Personally, the momentum was building as well, however, in a very different way. I found myself consumed with my phone app. It was an appendage and was deserving of a place setting of its' own at our table for every meal. Date nights were being compromised because the idea of going out to a restaurant and relinquishing the control of cooking my food myself was daunting. I no longer felt a sense of freedom, but instead like I had simply moved from one prison cell to another.
I realize this part of my experience has everything to do with my history of an eating disorder. However, this 'disorder' was not limited to me. The real concern was what it did to Bill, someone who had previously had a healthy relationship with food until he embarked on the Macros. The disconnect from the quality of food and the experience was apparent. Food was being reduced to a number and an app - no longer an experience or something to feed the body when it needed it. When and what to eat was being determined by numbers - reduced to a binary code.
Eating disorders aside, there is an even bigger concern that we can all relate to. This trend is shifting toward the sacrifice of quality. While I do think is is possible for the Macros to be followed without this being the case, it is simply not happening. Instead, most people are choosing to focus on the "flexible" part of the program. It starts with opening the door to a donut here and there and seems to escalate to daily doses of processed foods and sugar. Posts from folks on the macros consist mostly of 'fake foods': protein cookies, drinks, and concoctions that 'hit their numbers' but rarely are the images of fruit, veggies or organic/ local high quality foods.
The truth is a calorie is not a calorie for our health. As a CrossFit L1 Seminar Staff member I stand in front of future L1 trainers on weekends and talk about hyperinsulinemia and the link to modern disease. We emphasize Quality first and then Quantity. Our prescription is both of these factors and as much of the time as possible. We don't promote taking short cuts and fitting in poor quality food as much as long as the numbers match up.
Flexible dieting is giving people a high five and handshake for deviating from our prescription for health. It would be like CF coaches everywhere telling their athletes you can abandon mechanics at all costs in order to achieve intensity. Forget threshold training and slight deviations from mechanically sound movement, the Macros approach is much more Machiavellian in that the emphasis is only on the ends, not the means. It violates our creed. It violates our integrity.

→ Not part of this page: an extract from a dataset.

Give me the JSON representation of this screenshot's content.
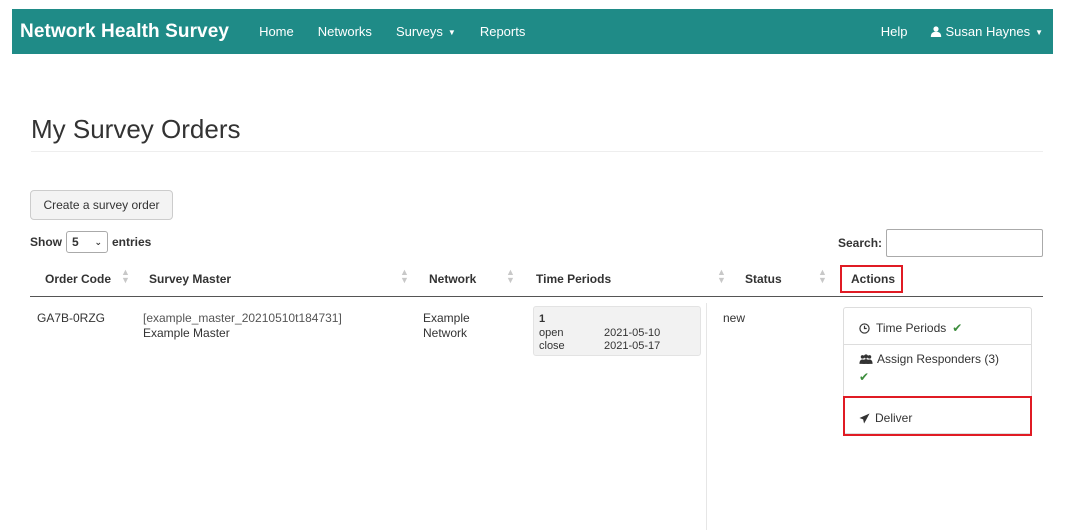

I know this post will not be well received by everyone, some of whom are friends. My intention is simply to share my honest experience and observations because I feel it is my responsibility as a professional. Can the macros be done with high quality, organic, local and non processed foods? Of course. Is that what is happening and how people are approaching it? No way. If people want the macros to maintain credibility they need to start emphasizing doing it with the quality we know is necessary for health.
For me, I am still tracking my quantities and using the app. That's the God's honest truth after all of this. However, I am committing to eliminating processed foods and returning to the original: "Eat meat, vegetables, nuts and seeds, some fruit, little starch and no sugar".